The NASA and European spacecraft did not witness the event itself, as they had been steered to shelter on the other side of Mars during the encounter on 19 October.
However, they later detected a new layer of ionized magnesium in the martian atmosphere, showing that tons of comet dust had fallen into it from the comet. The probes were also able to gather new information about the basic properties of the comet’s nucleus.
The comet is of special interest to planetary scientists because it is on its first visit to the inner Solar System from a swarm of icy debris that surrounds it, called the Oort Cloud.
Dust from the comet impacted Mars and was vaporized in the atmosphere, resulting in significant temporary changes to the planet’s upper atmosphere and possible longer-term perturbations.
Siding Spring made a close approach within about 87,000 miles (139,500 kilometres) of the Red Planet. This is less than half the distance between Earth and our Moon and less than one-tenth the distance of any known comet flyby of Earth.
Observations by NASA's Mars Atmosphere and Volatile Evolution (MAVEN) mission, NASA’s Mars Reconnaissance Orbiter (MRO), and European Space Agency's (ESA’s) Mars Express spacecraft revealed that debris from the comet added a temporary and very strong layer of ions to the ionosphere, the electrically charged layer high above Mars.
Images of comet Siding Spring taken as it passed Mars acquired by the High Resolution Imaging Science Experiment (HiRISE) camera on NASA's Mars Reconnaissance Orbiter. Image Credit: NASA/JPL-Caltech/University of Arizona
For the first time on any planet, including Earth, scientists were able to make a direct connection from the input of debris from a specific meteor shower to the formation of this kind of transient layer in response.
“This historic event allowed us to observe the details of this fast-moving Oort Cloud comet in a way never before possible using our existing Mars missions,” said Jim Green, director of NASA’s Planetary Science Division.
“Observing the effects on Mars of the comet's dust slamming into the upper atmosphere makes me very happy that we decided to put our spacecraft on the other side of Mars at the peak of the dust tail passage and out of harm's way.”
The remote-sensing Imaging Ultraviolet Spectrograph aboard MAVEN observed intense ultraviolet emission from magnesium and iron ions high in the atmosphere in the aftermath of the meteor shower. Not even the most intense meteor storms on Earth have produced as strong a response as this one. The emission dominated Mars' ultraviolet spectrum for several hours after the encounter and then dissipated over the next two days.
Spectrograms from MARSIS on Mars Express show the intensity of radar echo in Mars' far-northern ionosphere at three times on Oct. 19 and 20, 2014. The middle plot reveals effects attributed to dust from the comet. Image credit: ASI/NASA/ESA/JPL/University of Rome/University of Iowa
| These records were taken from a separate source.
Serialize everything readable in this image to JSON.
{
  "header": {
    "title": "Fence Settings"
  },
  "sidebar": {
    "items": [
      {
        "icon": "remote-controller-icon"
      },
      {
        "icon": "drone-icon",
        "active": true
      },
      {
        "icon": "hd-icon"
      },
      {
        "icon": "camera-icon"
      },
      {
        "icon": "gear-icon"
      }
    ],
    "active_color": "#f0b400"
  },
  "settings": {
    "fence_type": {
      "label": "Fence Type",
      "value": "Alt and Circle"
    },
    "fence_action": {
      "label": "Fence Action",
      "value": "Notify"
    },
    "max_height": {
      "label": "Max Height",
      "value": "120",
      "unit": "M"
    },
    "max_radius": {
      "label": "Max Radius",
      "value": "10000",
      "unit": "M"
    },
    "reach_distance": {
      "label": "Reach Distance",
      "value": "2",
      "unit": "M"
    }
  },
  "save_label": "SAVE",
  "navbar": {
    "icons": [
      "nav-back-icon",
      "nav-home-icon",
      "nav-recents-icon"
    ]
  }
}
MAVEN also directly sampled some of the comet dust in Mars’ atmosphere. Analysis of these samples by the spacecraft’s Neutral Gas and Ion Mass Spectrometer detected eight different types of metal ions, including sodium, magnesium and iron. These are the first direct measurements of the composition of dust from an Oort Cloud comet.
The Mars Advanced Radar for Subsurface and Ionospheric Sounding (MARSIS), a joint U.S. and Italian instrument on Mars Express observed a huge increase in the density of electrons following the comet's close approach. This spike occurred at a substantially lower altitude than the normal density peak in the Martian ionosphere. The increased ionization appears to be the result of fine particles from the comet burning up in the atmosphere.
Images from MRO’s Shallow Subsurface Radar (SHARAD) determined that the electron density of the ionosphere on the planet's night side was five to 10 times higher than usual.
MRO's High Resolution Imaging Science Experiment (HiRISE) camera revealed the nucleus is smaller than the expected 1.2 miles (2 kilometres), with a rotation period of eight hours, which is consistent with recent observations by the Hubble Space Telescope.
How NASA's Mars Orbiter observed Comet Siding Spring. Credit: JPLraw